O’Leary and Tomek fell into sixth place early on in the race, challenging the fifth place Lithuanian crew down the course. With a move just before the 1500 meter mark, the U.S. double surged ahead of the France 2 boat briefly. Ultimately, O’Leary and Tomek crossed the line in sixth place with a time of 6:59.60.

New Zealand took home the win with a time of 6:50.20, with France 1 in second in 6:51.86 and France 2 in third in 6:55.16.

The men’s quadruple sculls B Final included the U.S. crew of Justin Keen (Hatfield, Pa.; Penn State ‘12), Lenny Futterman (New York, N.Y.; Boston University ‘14), Jonathan Kirkegaard (Philadelphia, Pa.; Purdue University ‘08), and Greg Ansolabehere (Bakersfield, Calif.; California State University, Sacramento ‘09). The four raced the first 1500 meters of the course in fourth place.

Pushed by Estonia’s quad in the final sprint, the U.S. fell to into fifth place, where they crossed the line in 6:03.60, earning an eleventh place finish overall.

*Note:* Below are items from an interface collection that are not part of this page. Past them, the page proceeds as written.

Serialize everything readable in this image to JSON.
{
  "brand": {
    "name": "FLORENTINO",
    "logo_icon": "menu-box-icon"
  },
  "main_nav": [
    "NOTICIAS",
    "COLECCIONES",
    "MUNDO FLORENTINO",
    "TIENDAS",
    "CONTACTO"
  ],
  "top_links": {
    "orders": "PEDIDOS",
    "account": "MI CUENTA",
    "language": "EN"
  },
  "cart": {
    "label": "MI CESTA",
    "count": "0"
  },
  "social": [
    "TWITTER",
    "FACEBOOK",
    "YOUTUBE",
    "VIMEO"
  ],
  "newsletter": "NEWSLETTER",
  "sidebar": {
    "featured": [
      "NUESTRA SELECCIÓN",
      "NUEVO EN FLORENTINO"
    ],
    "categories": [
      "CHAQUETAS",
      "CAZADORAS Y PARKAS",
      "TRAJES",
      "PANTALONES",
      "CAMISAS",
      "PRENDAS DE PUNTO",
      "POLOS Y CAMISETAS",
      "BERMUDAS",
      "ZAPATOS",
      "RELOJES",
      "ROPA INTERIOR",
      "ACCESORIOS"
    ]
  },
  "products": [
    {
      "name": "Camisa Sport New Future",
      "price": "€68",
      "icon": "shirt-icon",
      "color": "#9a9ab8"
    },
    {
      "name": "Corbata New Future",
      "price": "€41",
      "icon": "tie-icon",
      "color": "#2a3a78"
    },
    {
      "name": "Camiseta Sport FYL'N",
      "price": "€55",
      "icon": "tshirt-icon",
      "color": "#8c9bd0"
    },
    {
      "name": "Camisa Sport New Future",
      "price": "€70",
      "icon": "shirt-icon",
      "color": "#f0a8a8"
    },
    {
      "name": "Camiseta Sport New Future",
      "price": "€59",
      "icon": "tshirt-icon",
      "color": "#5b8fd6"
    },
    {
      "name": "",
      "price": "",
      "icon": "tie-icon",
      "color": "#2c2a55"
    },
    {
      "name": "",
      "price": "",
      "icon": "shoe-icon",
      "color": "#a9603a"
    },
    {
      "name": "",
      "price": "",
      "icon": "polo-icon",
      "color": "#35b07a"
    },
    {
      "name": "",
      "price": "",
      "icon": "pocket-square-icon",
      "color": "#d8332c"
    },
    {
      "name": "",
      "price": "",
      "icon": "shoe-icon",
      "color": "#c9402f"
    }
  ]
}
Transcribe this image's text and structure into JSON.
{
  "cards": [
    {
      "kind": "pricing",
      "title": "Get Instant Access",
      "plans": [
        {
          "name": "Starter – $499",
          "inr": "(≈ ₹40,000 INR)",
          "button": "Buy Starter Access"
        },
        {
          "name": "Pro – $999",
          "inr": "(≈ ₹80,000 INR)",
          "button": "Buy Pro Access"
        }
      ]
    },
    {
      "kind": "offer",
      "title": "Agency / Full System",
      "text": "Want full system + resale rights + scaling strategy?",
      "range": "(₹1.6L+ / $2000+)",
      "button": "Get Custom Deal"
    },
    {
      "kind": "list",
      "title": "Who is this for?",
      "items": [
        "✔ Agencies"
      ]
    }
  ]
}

Out of the ten U.S. crews entered, four finished in the top six of their event: the lightweight women’s single, women’s single, women’s pair and women’s double. Three crews finished in the B finals, placing seventh through eleventh overall, and three crews finished in the C final.

“We had a range of experience in the group competing in Lucerne this year. From first-time athletes getting senior international racing, to returning Olympians,” said  USRowing Director of High Performance, Matt Imes. “There were some great performances in the women’s pair, women’s single and lightweight women’s single. It was good to see the women’s double get into the A Finals in their first racing since Rio as well.”

“As a group you could see experience being gained and applied each time down the course. It was a good step to finish up the World Cup season and athletes have a sense of the gains that need to be made for World Championships this year.”

Next for the United States athletes will be the 2017 Senior World Championship Trials, where athletes will race in West Windsor, New Jersey on August 6-9 for the opportunity to make the U.S. National Team. Trials boats include the men’s and women’s single sculls, lightweight men’s and women’s single sculls, men’s and women’s double sculls, lightweight men’s and women’s double sculls, lightweight men’s pair, men’s pair, men’s pair with coxswain, lightweight men’s quadruple sculls, lightweight women’s quadruple sculls, lightweight men’s four and the men’s quadruple sculls.

The best of the world will gather in Sarasota-Bradenton, Fla. on September 24 to October 2 for the 2017 World Rowing Championships at Nathan Benderson Park. This year’s World Championship will be the first international rowing competition to be held in the United States in over 20 years. Information about tickets and race schedules can be found here.

Full results and videos of today’s races are available on worldrowing.com.

We like these companies
Partners